Stored dataset items
◆ ◆ ◆ ◆ ◆

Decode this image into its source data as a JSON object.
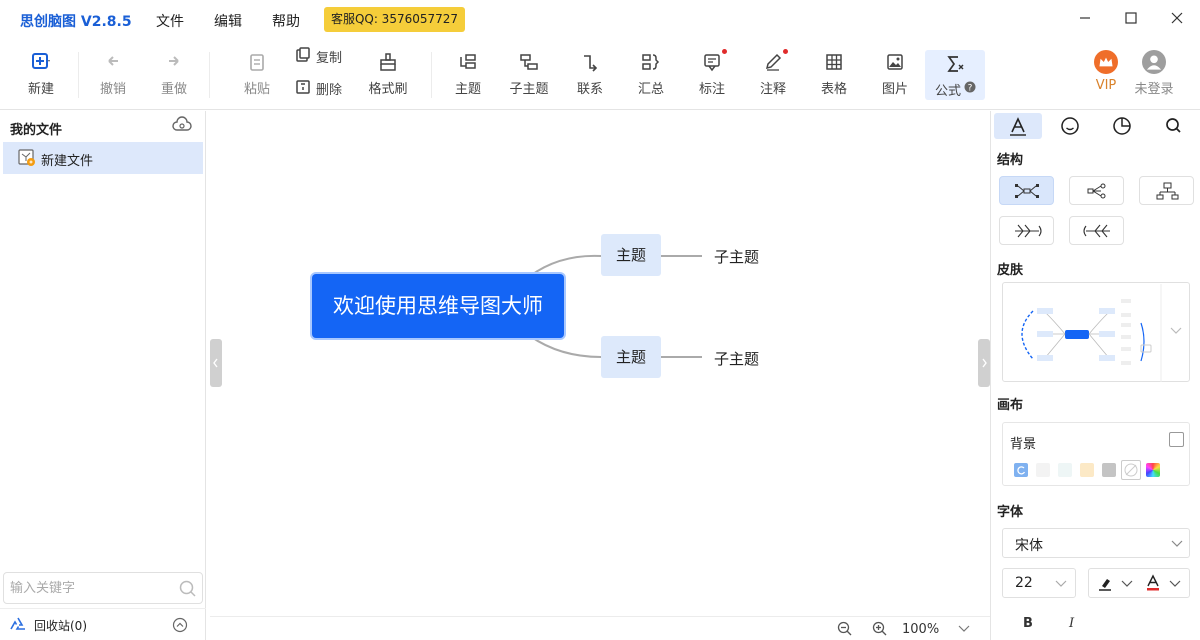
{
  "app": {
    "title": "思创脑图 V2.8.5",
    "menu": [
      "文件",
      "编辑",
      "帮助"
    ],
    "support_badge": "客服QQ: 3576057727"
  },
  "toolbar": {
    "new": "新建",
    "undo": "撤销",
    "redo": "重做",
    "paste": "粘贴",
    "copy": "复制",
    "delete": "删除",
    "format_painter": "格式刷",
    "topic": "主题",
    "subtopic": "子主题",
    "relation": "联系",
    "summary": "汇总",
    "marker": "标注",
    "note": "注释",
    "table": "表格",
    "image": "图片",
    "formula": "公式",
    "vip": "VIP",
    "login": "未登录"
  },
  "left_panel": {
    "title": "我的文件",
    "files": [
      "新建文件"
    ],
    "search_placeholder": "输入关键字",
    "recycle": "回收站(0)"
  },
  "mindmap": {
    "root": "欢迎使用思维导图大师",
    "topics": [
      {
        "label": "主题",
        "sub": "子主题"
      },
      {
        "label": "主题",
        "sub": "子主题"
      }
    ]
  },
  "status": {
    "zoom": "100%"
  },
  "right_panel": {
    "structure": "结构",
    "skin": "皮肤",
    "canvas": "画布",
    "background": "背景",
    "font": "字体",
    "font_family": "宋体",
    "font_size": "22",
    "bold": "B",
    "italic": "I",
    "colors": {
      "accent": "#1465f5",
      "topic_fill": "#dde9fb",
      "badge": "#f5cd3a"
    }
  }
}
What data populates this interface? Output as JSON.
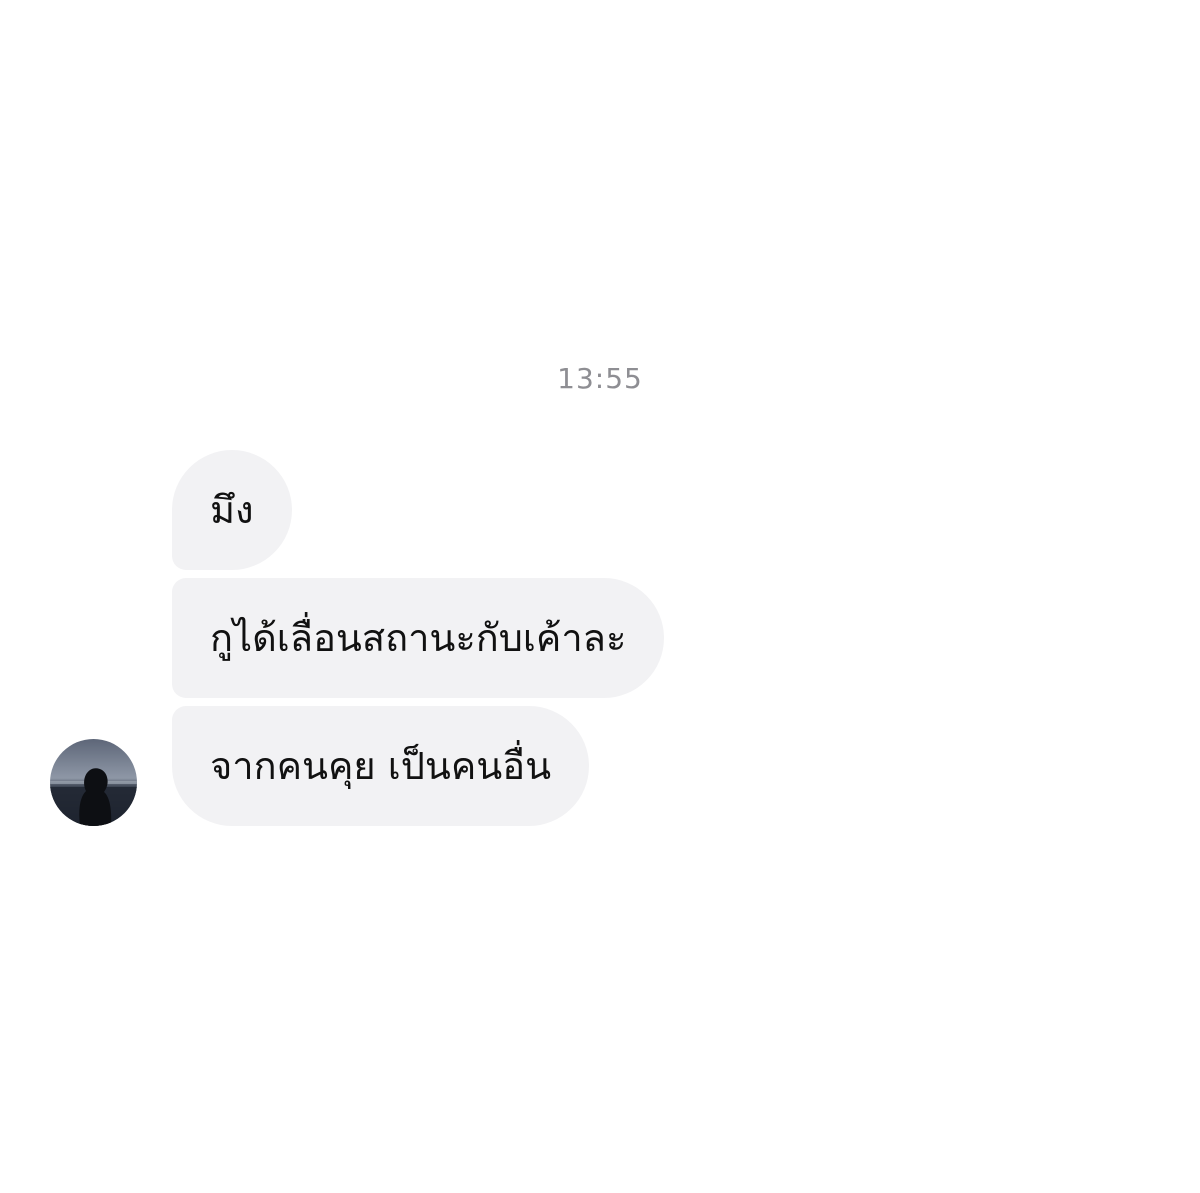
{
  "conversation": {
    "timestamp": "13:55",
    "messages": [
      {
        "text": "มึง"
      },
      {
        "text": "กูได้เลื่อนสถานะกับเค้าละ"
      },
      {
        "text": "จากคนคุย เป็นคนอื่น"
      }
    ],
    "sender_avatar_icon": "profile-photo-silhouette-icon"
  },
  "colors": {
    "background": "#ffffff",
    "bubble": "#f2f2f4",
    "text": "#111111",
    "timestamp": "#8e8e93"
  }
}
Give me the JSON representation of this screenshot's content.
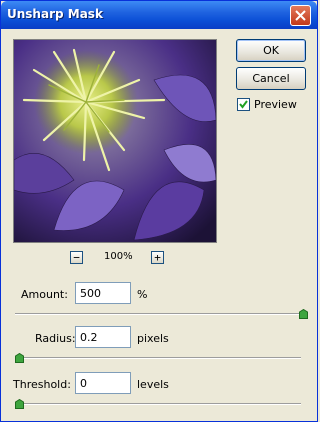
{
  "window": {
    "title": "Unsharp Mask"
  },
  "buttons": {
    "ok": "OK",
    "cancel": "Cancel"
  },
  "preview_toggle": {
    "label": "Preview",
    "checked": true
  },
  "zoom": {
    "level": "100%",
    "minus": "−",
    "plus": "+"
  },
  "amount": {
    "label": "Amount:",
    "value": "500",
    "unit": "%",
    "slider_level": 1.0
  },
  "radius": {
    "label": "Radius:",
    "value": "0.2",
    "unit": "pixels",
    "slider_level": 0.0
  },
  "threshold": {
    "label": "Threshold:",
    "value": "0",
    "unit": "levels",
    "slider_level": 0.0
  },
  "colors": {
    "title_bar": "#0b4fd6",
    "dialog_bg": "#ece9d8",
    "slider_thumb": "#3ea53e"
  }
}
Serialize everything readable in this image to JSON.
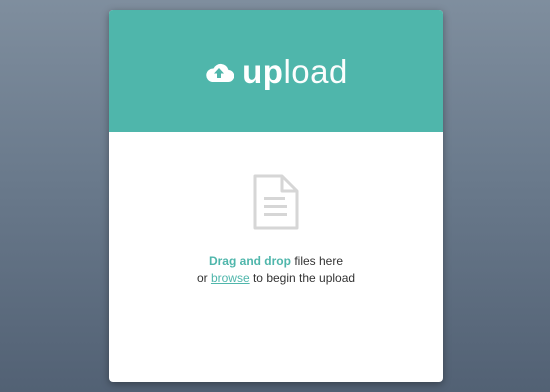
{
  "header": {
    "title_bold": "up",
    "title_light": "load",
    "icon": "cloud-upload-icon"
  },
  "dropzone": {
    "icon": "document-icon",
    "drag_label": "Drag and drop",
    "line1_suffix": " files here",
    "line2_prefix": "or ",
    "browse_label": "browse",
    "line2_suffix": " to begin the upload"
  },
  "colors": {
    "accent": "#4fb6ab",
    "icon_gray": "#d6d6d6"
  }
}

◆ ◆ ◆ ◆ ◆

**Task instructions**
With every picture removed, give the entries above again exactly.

**Answer section**
Decode this image into its source data as a JSON object.
{
  "app": {
    "title": "思创脑图 V2.8.5",
    "menu": [
      "文件",
      "编辑",
      "帮助"
    ],
    "support_badge": "客服QQ: 3576057727"
  },
  "toolbar": {
    "new": "新建",
    "undo": "撤销",
    "redo": "重做",
    "paste": "粘贴",
    "copy": "复制",
    "delete": "删除",
    "format_painter": "格式刷",
    "topic": "主题",
    "subtopic": "子主题",
    "relation": "联系",
    "summary": "汇总",
    "marker": "标注",
    "note": "注释",
    "table": "表格",
    "image": "图片",
    "formula": "公式",
    "vip": "VIP",
    "login": "未登录"
  },
  "left_panel": {
    "title": "我的文件",
    "files": [
      "新建文件"
    ],
    "search_placeholder": "输入关键字",
    "recycle": "回收站(0)"
  },
  "mindmap": {
    "root": "欢迎使用思维导图大师",
    "topics": [
      {
        "label": "主题",
        "sub": "子主题"
      },
      {
        "label": "主题",
        "sub": "子主题"
      }
    ]
  },
  "status": {
    "zoom": "100%"
  },
  "right_panel": {
    "structure": "结构",
    "skin": "皮肤",
    "canvas": "画布",
    "background": "背景",
    "font": "字体",
    "font_family": "宋体",
    "font_size": "22",
    "bold": "B",
    "italic": "I",
    "colors": {
      "accent": "#1465f5",
      "topic_fill": "#dde9fb",
      "badge": "#f5cd3a"
    }
  }
}
What data populates this interface? Output as JSON.
{
  "conversation": {
    "timestamp": "13:55",
    "messages": [
      {
        "text": "มึง"
      },
      {
        "text": "กูได้เลื่อนสถานะกับเค้าละ"
      },
      {
        "text": "จากคนคุย เป็นคนอื่น"
      }
    ],
    "sender_avatar_icon": "profile-photo-silhouette-icon"
  },
  "colors": {
    "background": "#ffffff",
    "bubble": "#f2f2f4",
    "text": "#111111",
    "timestamp": "#8e8e93"
  }
}
Give me the JSON representation of this screenshot's content.
{
  "window": {
    "title": "Unsharp Mask"
  },
  "buttons": {
    "ok": "OK",
    "cancel": "Cancel"
  },
  "preview_toggle": {
    "label": "Preview",
    "checked": true
  },
  "zoom": {
    "level": "100%",
    "minus": "−",
    "plus": "+"
  },
  "amount": {
    "label": "Amount:",
    "value": "500",
    "unit": "%",
    "slider_level": 1.0
  },
  "radius": {
    "label": "Radius:",
    "value": "0.2",
    "unit": "pixels",
    "slider_level": 0.0
  },
  "threshold": {
    "label": "Threshold:",
    "value": "0",
    "unit": "levels",
    "slider_level": 0.0
  },
  "colors": {
    "title_bar": "#0b4fd6",
    "dialog_bg": "#ece9d8",
    "slider_thumb": "#3ea53e"
  }
}
Serialize everything readable in this image to JSON.
{
  "header": {
    "title_bold": "up",
    "title_light": "load",
    "icon": "cloud-upload-icon"
  },
  "dropzone": {
    "icon": "document-icon",
    "drag_label": "Drag and drop",
    "line1_suffix": " files here",
    "line2_prefix": "or ",
    "browse_label": "browse",
    "line2_suffix": " to begin the upload"
  },
  "colors": {
    "accent": "#4fb6ab",
    "icon_gray": "#d6d6d6"
  }
}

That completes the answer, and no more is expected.